meganbaxter

I'm a grad student, an avid reader, a huge nerd, fervent roleplayer, wife, cat lover, tea snob, and obsessive keeper of lists.
State of Wonder - Ann Patchett This book gets a solid "meh." I didn't connect with it, never felt that it had anything deeper or meaningful to say about about life, about medicine, about family or children, and then, near the end, one thing made me enraged. I don't know what Ann Patchett was trying to achieve with this book, but I didn't get it. There was the surface layer, and then...?

Incredibly passive biomedical researcher Marina is gently nudged into travelling to Brazil in search of her former teacher, who is there allegedly developing an incredible drug to extend fertility for women indefinitely. Oh, and to look for information on the death of a colleague. Once there, she drifts vaguely into the orbit of her former teacher, Dr. Swenson, and taken along to her hidden camp. There, she...look, I don't know what she does. I mean, I know what happens in the story, but how it affects her? It's all very vague, and we aren't given enough to really know how she changes, other than that initially she finds the life icky and then doesn't.

We don't really know anything about Marina except her passivity, so, wow, is it difficult to give a rat's ass about her.

There could be something to be said here about biomedical ethics, about lifestyle, about anything, really. Instead, what seems to be chosen is a very shallow look at very deep issues.

Oh, and then the part that enraged me. Look, if she decides she can't go back to get the child she just left alone with a hostile tribe, and suffers guilt because of that, that would be one thing. But to give it some pseudophilosophical justification about how "people are only allowed to go into hell once" is fucking ridiculous. One, it wasn't hell, it was a traumatic experience. Two, people aren't goddamned limited to one, and then exempted from all future trauma. It's certainly not a a moral justification for inactivity. Not that she needed one.

And then the book ends.
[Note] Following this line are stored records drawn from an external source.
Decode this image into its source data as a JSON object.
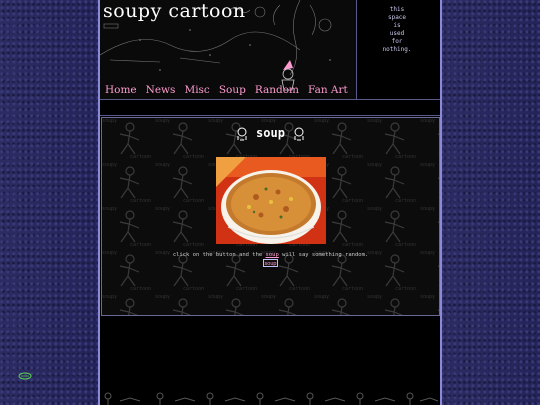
{
  "header": {
    "site_title": "soupy cartoon",
    "nav": [
      "Home",
      "News",
      "Misc",
      "Soup",
      "Random",
      "Fan Art"
    ]
  },
  "sidenote": "this\nspace\nis\nused\nfor\nnothing.",
  "panel": {
    "heading": "soup",
    "caption_before": "click on the button and the ",
    "caption_link": "soup",
    "caption_after": " will say something random.",
    "button_label": "soup",
    "watermark_text": "cartoon"
  },
  "colors": {
    "nav_link": "#ff9bd0",
    "side_background": "#26265a",
    "rail": "#8a8ad8"
  }
}
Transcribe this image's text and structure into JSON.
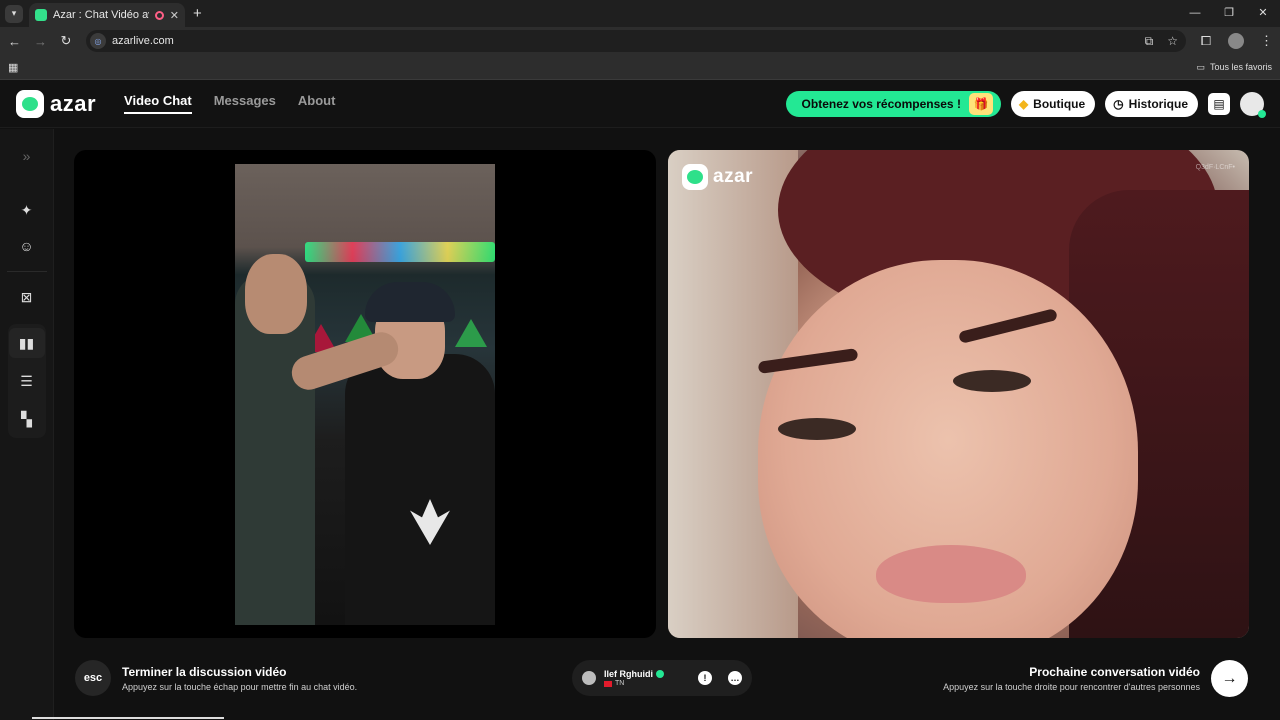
{
  "browser": {
    "tab_title": "Azar : Chat Vidéo avec de n",
    "close_glyph": "✕",
    "newtab_glyph": "+",
    "url": "azarlive.com",
    "bookmarks_folder": "Tous les favoris",
    "window_controls": [
      "—",
      "❐",
      "✕"
    ]
  },
  "header": {
    "logo_text": "azar",
    "nav": [
      "Video Chat",
      "Messages",
      "About"
    ],
    "rewards_label": "Obtenez vos récompenses !",
    "shop_label": "Boutique",
    "history_label": "Historique"
  },
  "left_video": {},
  "right_video": {
    "watermark": "azar",
    "stream_id": "Q3dF·LCnF•"
  },
  "bottom": {
    "esc_label": "esc",
    "end_title": "Terminer la discussion vidéo",
    "end_sub": "Appuyez sur la touche échap pour mettre fin au chat vidéo.",
    "peer_name": "Ilef Rghuidi",
    "peer_country": "TN",
    "next_title": "Prochaine conversation vidéo",
    "next_sub": "Appuyez sur la touche droite pour rencontrer d'autres personnes",
    "next_arrow": "→"
  },
  "colors": {
    "accent": "#23e894",
    "background": "#111111"
  }
}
And nothing is really changed, Marina may decide to go back to the Amazon camp, but I don't really care. I don't think she cares. She doesn't seem to have changed, or found meaning or purpose, or a backbone. I'm a little perplexed what the author was trying to do here, because I just didn't get it. At all.